→ Exercise details: Which lines in the data below contain the string "controller"? Show each one.

- - -

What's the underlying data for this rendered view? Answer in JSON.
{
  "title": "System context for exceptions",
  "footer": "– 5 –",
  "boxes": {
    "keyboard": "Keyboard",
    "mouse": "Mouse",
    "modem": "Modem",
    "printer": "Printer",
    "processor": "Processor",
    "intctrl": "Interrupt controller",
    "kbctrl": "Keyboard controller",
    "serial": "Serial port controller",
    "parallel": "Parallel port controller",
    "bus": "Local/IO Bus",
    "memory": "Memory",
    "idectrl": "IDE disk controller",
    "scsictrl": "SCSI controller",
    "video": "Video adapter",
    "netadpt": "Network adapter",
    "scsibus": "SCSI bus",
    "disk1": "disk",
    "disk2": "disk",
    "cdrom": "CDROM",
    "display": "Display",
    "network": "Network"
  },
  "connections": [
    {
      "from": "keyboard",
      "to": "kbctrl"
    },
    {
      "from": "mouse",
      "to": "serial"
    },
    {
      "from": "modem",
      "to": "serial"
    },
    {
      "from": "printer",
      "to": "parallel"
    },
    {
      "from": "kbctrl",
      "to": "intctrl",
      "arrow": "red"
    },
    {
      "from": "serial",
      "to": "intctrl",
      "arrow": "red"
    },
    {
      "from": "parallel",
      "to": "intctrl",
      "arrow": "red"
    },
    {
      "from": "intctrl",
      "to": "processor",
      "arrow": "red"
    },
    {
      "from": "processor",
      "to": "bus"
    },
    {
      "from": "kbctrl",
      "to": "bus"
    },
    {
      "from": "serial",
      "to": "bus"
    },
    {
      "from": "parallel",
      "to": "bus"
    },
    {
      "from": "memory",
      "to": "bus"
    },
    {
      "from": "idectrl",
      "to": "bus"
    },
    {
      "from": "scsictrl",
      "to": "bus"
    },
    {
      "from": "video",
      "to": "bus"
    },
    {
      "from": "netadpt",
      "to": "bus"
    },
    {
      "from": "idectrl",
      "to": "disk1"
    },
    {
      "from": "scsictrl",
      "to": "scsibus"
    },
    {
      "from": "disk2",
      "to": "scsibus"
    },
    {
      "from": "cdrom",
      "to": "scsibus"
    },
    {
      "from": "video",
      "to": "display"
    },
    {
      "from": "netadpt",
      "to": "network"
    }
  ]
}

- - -

→ Answer box:
    "intctrl": "Interrupt controller",
    "kbctrl": "Keyboard controller",
    "serial": "Serial port controller",
    "parallel": "Parallel port controller",
    "idectrl": "IDE disk controller",
    "scsictrl": "SCSI controller",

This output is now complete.